DATA EXTRACTS =>
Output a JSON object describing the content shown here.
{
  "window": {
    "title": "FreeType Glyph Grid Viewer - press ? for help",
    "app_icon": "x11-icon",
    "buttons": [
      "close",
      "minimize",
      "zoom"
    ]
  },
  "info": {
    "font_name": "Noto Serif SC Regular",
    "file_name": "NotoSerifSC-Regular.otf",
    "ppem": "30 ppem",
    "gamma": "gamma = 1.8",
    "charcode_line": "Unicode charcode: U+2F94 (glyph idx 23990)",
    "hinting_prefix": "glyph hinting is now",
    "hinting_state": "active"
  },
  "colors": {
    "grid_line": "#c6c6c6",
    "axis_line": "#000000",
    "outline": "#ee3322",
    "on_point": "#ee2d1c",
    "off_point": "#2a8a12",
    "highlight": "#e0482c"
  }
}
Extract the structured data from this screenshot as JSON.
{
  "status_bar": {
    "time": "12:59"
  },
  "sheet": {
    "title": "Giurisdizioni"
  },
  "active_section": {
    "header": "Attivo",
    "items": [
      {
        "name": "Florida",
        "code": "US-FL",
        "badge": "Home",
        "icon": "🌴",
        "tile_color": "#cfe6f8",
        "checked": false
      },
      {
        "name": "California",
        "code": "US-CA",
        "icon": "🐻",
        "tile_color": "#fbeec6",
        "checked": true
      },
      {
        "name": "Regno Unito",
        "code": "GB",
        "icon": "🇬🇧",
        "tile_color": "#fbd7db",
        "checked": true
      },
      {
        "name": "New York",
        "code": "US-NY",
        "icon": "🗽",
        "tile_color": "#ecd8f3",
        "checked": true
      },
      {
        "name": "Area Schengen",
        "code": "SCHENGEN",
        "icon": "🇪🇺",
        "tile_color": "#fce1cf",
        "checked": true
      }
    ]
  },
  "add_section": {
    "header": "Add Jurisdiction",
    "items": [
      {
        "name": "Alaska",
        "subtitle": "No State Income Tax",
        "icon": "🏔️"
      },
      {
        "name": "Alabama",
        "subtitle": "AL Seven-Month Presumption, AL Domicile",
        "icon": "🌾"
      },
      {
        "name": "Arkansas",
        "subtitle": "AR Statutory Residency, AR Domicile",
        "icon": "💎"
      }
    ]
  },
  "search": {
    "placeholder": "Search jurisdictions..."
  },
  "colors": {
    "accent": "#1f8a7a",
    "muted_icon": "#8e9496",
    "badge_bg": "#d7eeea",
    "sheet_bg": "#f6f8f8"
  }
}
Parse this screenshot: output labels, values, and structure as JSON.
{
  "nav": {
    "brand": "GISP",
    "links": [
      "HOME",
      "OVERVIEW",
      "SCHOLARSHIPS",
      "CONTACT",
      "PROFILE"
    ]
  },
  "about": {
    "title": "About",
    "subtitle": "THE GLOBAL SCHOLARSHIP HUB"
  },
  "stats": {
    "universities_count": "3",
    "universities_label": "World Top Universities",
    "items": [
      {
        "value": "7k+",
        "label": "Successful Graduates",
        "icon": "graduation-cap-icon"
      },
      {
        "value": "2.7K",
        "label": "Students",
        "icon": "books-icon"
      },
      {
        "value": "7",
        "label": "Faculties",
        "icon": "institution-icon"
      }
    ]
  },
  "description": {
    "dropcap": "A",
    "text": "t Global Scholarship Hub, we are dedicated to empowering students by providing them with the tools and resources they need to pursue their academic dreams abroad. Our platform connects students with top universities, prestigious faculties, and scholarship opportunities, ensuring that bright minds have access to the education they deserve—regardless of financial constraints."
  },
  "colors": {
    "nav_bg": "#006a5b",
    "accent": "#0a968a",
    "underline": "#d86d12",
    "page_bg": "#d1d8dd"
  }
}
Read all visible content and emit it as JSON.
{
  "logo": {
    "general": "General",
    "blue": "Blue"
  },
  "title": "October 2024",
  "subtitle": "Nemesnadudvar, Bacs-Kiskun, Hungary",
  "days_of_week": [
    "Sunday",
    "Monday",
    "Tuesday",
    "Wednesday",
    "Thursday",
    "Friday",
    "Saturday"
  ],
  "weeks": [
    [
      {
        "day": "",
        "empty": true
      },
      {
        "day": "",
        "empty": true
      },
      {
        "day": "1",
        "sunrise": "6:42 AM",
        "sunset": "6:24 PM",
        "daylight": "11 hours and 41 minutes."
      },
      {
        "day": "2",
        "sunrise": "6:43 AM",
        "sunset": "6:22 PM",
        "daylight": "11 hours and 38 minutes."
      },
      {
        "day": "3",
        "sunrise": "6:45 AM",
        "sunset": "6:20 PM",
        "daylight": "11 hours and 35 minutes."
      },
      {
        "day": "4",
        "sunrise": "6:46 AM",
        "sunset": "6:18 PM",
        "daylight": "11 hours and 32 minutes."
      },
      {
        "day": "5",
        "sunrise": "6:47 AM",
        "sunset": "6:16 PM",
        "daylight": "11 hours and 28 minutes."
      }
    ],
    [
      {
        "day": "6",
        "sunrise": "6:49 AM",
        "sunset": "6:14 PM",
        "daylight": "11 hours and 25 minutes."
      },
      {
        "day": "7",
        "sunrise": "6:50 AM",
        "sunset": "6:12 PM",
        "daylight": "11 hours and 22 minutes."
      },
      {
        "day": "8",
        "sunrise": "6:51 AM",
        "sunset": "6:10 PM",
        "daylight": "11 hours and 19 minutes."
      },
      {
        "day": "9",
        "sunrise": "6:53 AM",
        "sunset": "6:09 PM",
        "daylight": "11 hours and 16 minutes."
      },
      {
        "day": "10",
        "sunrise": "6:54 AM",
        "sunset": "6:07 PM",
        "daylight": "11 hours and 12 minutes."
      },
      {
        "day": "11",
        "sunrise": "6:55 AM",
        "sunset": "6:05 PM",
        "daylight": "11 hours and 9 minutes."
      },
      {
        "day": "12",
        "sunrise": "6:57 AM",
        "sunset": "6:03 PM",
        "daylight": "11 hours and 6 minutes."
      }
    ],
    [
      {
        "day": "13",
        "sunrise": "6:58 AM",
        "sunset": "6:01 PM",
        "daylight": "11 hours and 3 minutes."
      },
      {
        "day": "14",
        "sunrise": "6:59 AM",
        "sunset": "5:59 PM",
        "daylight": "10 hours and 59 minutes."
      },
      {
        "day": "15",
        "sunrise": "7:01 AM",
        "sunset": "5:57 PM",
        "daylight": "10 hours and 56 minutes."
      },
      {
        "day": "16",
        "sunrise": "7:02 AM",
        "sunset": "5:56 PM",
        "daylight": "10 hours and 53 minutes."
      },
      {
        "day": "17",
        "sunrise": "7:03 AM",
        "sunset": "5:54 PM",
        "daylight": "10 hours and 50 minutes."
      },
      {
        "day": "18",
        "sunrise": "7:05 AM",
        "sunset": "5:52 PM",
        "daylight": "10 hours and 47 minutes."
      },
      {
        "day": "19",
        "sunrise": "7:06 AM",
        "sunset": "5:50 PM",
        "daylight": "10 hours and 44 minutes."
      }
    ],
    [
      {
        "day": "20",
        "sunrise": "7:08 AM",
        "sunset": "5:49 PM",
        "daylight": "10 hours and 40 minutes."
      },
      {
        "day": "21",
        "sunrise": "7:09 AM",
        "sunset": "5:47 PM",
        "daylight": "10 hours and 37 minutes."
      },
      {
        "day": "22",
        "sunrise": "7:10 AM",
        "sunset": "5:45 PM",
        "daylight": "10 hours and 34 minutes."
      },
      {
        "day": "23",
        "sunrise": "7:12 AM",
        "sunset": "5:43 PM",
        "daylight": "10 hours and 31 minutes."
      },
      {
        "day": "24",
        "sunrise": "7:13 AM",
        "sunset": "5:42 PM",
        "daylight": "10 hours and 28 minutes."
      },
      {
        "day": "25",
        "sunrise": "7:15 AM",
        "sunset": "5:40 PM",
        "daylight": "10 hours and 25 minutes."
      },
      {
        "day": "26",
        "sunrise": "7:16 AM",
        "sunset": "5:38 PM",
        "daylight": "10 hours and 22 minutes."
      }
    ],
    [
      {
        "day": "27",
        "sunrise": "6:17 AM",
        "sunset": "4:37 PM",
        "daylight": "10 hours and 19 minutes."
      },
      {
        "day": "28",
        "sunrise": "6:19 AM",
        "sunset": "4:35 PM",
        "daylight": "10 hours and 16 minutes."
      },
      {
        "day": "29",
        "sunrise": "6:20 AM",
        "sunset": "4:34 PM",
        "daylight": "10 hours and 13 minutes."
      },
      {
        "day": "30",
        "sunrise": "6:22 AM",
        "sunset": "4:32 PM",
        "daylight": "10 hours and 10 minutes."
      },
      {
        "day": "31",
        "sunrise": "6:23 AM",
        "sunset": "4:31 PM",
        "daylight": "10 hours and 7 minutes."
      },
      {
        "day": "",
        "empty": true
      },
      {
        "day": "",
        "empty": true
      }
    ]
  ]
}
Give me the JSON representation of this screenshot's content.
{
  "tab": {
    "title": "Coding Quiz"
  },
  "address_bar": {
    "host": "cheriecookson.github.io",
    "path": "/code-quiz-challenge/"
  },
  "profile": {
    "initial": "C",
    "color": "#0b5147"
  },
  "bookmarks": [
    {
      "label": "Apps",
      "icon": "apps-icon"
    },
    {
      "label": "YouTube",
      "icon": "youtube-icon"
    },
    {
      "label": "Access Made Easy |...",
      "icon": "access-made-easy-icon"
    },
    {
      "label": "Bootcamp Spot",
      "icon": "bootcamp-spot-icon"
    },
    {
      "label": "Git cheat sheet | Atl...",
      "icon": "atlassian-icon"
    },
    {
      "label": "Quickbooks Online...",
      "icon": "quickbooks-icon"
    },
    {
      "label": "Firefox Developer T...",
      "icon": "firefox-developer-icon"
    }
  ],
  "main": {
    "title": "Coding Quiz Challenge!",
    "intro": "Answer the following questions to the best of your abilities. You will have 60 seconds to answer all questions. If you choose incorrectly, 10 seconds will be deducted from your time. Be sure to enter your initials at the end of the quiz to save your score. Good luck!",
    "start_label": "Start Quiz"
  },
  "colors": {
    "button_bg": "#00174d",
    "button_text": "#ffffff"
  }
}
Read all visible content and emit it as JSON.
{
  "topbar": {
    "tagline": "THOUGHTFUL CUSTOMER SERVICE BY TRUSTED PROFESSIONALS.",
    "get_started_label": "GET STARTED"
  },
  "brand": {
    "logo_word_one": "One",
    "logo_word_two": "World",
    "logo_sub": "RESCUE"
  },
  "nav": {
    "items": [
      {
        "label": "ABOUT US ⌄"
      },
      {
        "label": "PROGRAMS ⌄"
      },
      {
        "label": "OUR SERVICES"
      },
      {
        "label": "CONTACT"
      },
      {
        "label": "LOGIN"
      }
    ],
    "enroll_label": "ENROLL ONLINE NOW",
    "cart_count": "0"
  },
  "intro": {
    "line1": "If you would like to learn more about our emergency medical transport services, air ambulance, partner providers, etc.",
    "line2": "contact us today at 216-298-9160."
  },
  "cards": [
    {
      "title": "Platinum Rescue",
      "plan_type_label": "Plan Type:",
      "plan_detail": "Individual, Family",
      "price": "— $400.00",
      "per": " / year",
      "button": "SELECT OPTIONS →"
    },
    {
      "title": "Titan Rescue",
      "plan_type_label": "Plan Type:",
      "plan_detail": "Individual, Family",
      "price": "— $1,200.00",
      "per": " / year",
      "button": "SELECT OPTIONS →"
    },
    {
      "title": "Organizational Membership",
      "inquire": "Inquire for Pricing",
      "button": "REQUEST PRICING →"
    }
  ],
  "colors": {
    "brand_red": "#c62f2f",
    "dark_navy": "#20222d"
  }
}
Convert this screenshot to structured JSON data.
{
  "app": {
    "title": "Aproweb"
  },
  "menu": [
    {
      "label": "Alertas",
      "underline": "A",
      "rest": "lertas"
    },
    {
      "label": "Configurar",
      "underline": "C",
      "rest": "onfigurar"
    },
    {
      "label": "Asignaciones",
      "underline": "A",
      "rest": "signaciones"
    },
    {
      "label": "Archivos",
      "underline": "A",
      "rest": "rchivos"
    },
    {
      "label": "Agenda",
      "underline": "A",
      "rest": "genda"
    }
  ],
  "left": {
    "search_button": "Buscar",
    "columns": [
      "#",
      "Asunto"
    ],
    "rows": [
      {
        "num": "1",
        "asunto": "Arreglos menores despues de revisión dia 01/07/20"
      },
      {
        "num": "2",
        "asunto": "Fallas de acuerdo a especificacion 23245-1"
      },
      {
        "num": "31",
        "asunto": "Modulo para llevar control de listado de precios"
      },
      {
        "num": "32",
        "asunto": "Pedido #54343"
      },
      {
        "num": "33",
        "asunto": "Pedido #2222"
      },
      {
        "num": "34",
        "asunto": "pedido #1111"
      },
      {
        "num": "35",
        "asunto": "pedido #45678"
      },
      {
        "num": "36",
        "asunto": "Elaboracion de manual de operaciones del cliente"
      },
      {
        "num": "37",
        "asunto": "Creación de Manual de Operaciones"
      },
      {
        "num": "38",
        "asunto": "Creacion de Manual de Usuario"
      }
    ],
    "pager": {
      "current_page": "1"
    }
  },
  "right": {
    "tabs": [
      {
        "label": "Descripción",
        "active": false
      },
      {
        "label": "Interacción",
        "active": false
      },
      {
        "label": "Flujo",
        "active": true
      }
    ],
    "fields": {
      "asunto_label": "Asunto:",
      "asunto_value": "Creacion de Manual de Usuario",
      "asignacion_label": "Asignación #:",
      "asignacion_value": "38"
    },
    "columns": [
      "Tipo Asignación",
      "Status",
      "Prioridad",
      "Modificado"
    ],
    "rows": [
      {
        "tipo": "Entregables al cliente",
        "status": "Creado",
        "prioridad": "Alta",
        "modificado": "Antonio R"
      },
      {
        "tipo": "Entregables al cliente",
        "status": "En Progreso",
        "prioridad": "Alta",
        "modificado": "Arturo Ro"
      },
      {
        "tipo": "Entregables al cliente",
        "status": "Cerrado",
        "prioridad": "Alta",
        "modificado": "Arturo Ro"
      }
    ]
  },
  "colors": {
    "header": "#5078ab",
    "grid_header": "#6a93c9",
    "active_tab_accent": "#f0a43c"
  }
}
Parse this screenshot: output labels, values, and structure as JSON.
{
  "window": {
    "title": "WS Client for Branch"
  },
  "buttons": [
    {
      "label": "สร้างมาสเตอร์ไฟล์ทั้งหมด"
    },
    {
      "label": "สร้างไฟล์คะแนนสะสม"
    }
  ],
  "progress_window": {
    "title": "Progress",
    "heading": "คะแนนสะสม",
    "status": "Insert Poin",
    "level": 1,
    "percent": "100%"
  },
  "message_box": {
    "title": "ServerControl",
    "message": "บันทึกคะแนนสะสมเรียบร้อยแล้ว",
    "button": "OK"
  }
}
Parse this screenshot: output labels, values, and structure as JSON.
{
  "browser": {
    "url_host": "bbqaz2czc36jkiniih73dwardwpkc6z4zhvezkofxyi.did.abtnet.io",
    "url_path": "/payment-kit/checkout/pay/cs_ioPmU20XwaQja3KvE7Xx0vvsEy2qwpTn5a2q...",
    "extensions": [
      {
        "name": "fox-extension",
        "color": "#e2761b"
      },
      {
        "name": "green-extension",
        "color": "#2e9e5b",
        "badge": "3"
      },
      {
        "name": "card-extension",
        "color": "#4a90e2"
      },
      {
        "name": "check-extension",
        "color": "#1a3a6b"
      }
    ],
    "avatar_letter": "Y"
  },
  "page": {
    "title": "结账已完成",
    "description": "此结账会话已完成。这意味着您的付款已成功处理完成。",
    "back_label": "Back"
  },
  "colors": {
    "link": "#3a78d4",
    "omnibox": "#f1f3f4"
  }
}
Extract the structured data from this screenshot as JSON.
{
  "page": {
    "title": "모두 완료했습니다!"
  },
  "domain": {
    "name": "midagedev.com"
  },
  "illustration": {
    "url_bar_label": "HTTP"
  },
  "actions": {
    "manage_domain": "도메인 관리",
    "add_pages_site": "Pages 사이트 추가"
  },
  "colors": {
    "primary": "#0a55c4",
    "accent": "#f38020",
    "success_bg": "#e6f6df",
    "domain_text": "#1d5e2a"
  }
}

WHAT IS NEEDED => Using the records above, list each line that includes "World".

WRITTEN SOLUTION =>
    "universities_label": "World Top Universities",
    "logo_word_two": "World",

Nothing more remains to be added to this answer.